And he helped obtain $80,000 in grant money for the Cornell Cooperative Extension to commission a study of the market potential for black currants. The study, conducted by an independent agricultural consulting firm, the Hale Group, predicted that currants could become a $20 million business in New York State and a $1 billion business nationwide.
''That's huge,'' said Mr. Quinn, his bushy eyebrows rising at the thought. ''It validated what I always believed from a marketing standpoint: that this little berry had too much going for it.''
On the supply end, Mr. Quinn is busy, as well. In early October, he planted 2,000 cuttings with the intention of selling the plants to farmers and homeowners next year.
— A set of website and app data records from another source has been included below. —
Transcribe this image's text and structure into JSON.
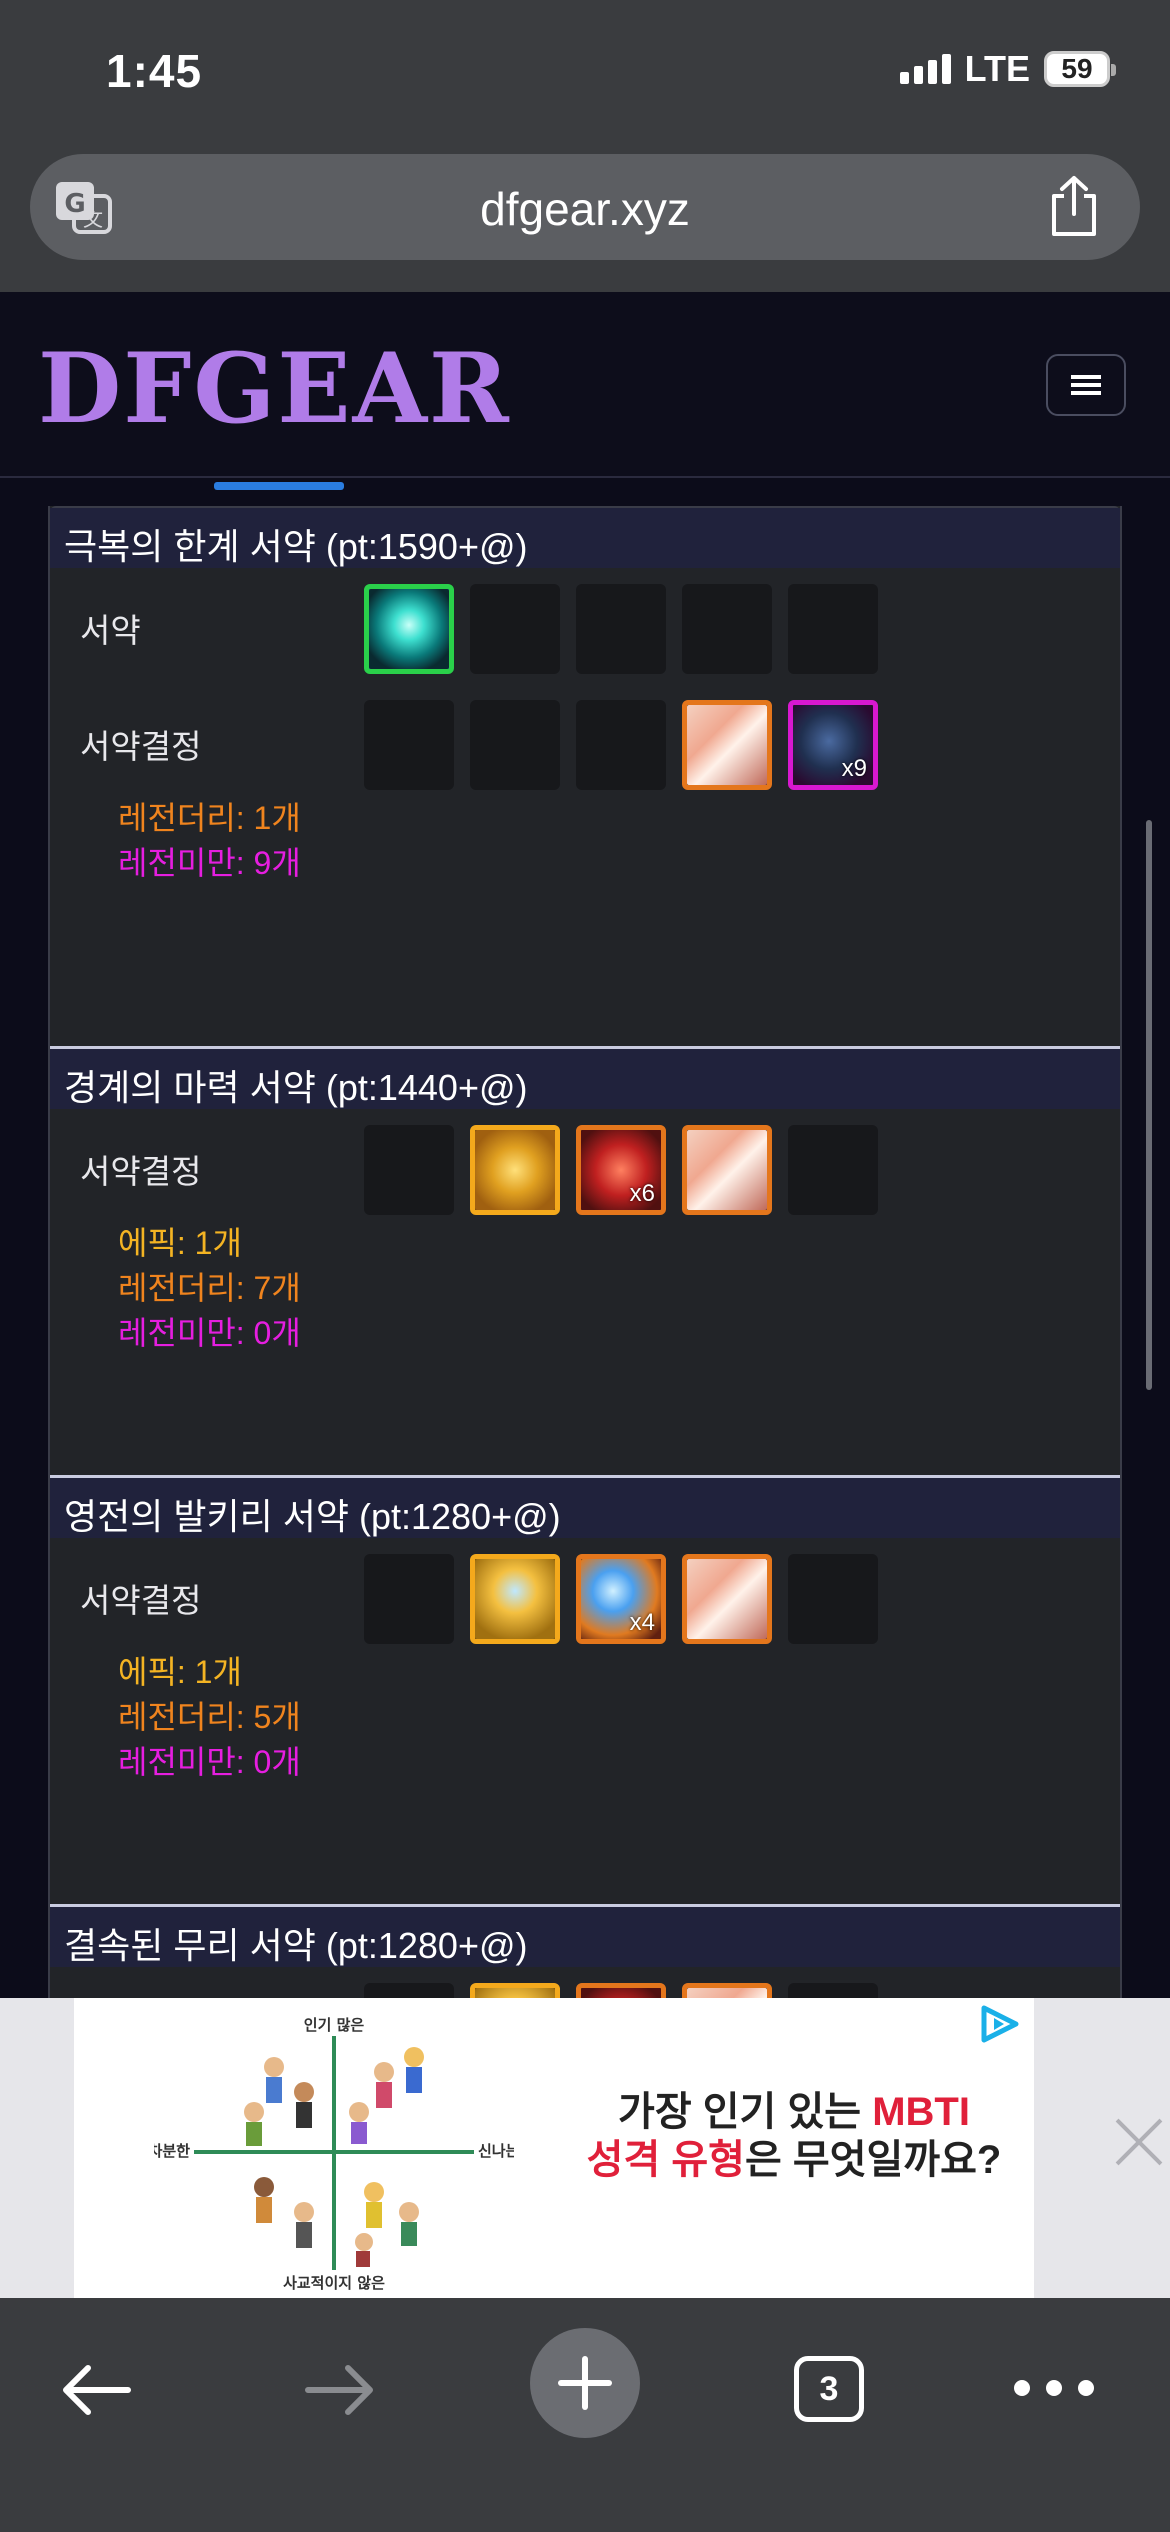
{
  "status": {
    "time": "1:45",
    "network": "LTE",
    "battery": "59"
  },
  "browser": {
    "url": "dfgear.xyz",
    "tab_count": "3"
  },
  "site": {
    "logo": "DFGEAR",
    "menu_icon": "hamburger-icon"
  },
  "colors": {
    "epic": "#f4b423",
    "legendary": "#f0841e",
    "sub_legendary": "#e61ee0",
    "title_bar": "#20223c",
    "accent": "#2a7de1"
  },
  "sections": [
    {
      "title": "극복의 한계 서약 (pt:1590+@)",
      "rows": [
        {
          "label": "서약",
          "slots": [
            {
              "type": "green",
              "icon": "cyan-orb-icon"
            },
            {
              "type": "empty"
            },
            {
              "type": "empty"
            },
            {
              "type": "empty"
            },
            {
              "type": "empty"
            }
          ]
        },
        {
          "label": "서약결정",
          "slots": [
            {
              "type": "empty"
            },
            {
              "type": "empty"
            },
            {
              "type": "empty"
            },
            {
              "type": "leg",
              "icon": "crystal-icon"
            },
            {
              "type": "sub",
              "icon": "dark-stone-icon",
              "count": "x9"
            }
          ]
        }
      ],
      "stats": [
        {
          "cls": "c-leg",
          "text": "레전더리: 1개"
        },
        {
          "cls": "c-sub",
          "text": "레전미만: 9개"
        }
      ]
    },
    {
      "title": "경계의 마력 서약 (pt:1440+@)",
      "rows": [
        {
          "label": "서약결정",
          "slots": [
            {
              "type": "empty"
            },
            {
              "type": "epic",
              "icon": "gold-burst-icon"
            },
            {
              "type": "leg",
              "icon": "red-spark-icon",
              "count": "x6"
            },
            {
              "type": "leg",
              "icon": "crystal-icon"
            },
            {
              "type": "empty"
            }
          ]
        }
      ],
      "stats": [
        {
          "cls": "c-epic",
          "text": "에픽: 1개"
        },
        {
          "cls": "c-leg",
          "text": "레전더리: 7개"
        },
        {
          "cls": "c-sub",
          "text": "레전미만: 0개"
        }
      ]
    },
    {
      "title": "영전의 발키리 서약 (pt:1280+@)",
      "rows": [
        {
          "label": "서약결정",
          "slots": [
            {
              "type": "empty"
            },
            {
              "type": "epic",
              "icon": "gold-gem-icon"
            },
            {
              "type": "leg",
              "icon": "blue-flame-icon",
              "count": "x4"
            },
            {
              "type": "leg",
              "icon": "crystal-icon"
            },
            {
              "type": "empty"
            }
          ]
        }
      ],
      "stats": [
        {
          "cls": "c-epic",
          "text": "에픽: 1개"
        },
        {
          "cls": "c-leg",
          "text": "레전더리: 5개"
        },
        {
          "cls": "c-sub",
          "text": "레전미만: 0개"
        }
      ]
    },
    {
      "title": "결속된 무리 서약 (pt:1280+@)",
      "rows": [
        {
          "label": "",
          "slots": [
            {
              "type": "empty"
            },
            {
              "type": "epic",
              "icon": "gold-gem-icon"
            },
            {
              "type": "leg",
              "icon": "red-spark-icon"
            },
            {
              "type": "leg",
              "icon": "crystal-icon"
            },
            {
              "type": "empty"
            }
          ]
        }
      ],
      "stats": []
    }
  ],
  "ad": {
    "chart_top": "인기 많은",
    "chart_bottom": "사교적이지 않은",
    "chart_left": "차분한",
    "chart_right": "신나는",
    "headline_1a": "가장 인기 있는 ",
    "headline_1b": "MBTI",
    "headline_2a": "성격 유형",
    "headline_2b": "은 무엇일까요?"
  }
}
He has also set up a management company able to handle all aspects of currant cultivation for owners of second homes interested in reaping an agricultural tax break, along with a few juicy berries.
''I'm talking to six people in Dutchess -- wealthy weekenders and retirees relocating here,'' Mr. Quinn said. ''Virtually everybody who comes up here would like to do something with their land.''
That is how it began for him. Tired of the bustle of Manhattan, Mr. Quinn and his fiancée, Carolyn Blackwood, bought Walnut Grove Farm four years ago. At first, Mr. Quinn was content to savor the rural life: the undulating fields and thickets of pine (where, yes, black currants grew wild), the spring-fed pond out back and the barn with the three bulls the couple inherited.
Then he got restless. ''I wanted to get my hands in the dirt, to create something,'' he said.
Soon after, he was visiting a local winery when the conversation turned to black currants. The vintner was lamenting that he had to import black currants from Canada to make cassis, a liqueur. ''He said he wished he had a local supplier,'' Mr. Quinn recalled. ''I said, 'Ding!' ''
The challenge of the ban seemed to fuel his interest, allowing him to bring his marketing, culinary and horticultural skills to the fray. Mr. Quinn once worked as a landscape designer and appeared on Fox television as the ''Garden Guy.'' He still contributes to a weekly radio program on gardening, and he teaches courses at the New York Botanical Garden in the Bronx.
Mr. Quinn teamed up with Steven A. McKay, an educator with Cornell Cooperative Extension in Columbia County and an expert on currants and gooseberries. Mr. McKay had himself been examining the ban and talking to state officials about whether it still made sense.
In the early 20th century, it was recognized that black currants served as an intermediate host of blister rust and were thought to pose a serious threat to white pines. But over the years, research showed that the disease occurred primarily when the currants were near the trees and also in moist areas.
''It was a lack of understanding of the life cycle and the ecology of the disease,'' Mr. McKay said of the earlier scientific data. ''We've now developed better ways to grow currants to avoid spread of the disease.''
Since the 1970's, after new black currant varieties that were immune to the disease became available, state officials did not pursue farmers who were growing resistant varieties within special ''fruiting districts,'' Mr. McKay said. Only a handful of farmers grew the resistant varieties, though, in part because the berries had been forgotten after years of banishment.
The new law allows immune varieties to be grown anywhere in the state. It also permits the production of varieties susceptible to the disease -- varieties prized for their flavor and color -- in designated areas. Restrictions on black currant production have been lifted across most of the United States, Mr. McKay said.
Like cranberries, black currants, which are the size of peas, are generally not eaten raw. ''It's puckering,'' Mr. Quinn said, in his one concession to imperfection. ''I actually like the taste of it, but maybe 3 percent of the population will.''
In Mr. Quinn's estimation, if currants ascend to agricultural greatness, and profitability, they could even help check the housing sprawl that is lapping closer and closer to his Hudson Valley hideaway. ''You never bulldoze 100 houses and make a farm,'' he said. ''You bulldoze a farm and make 100 houses. When it's gone, it's gone forever.''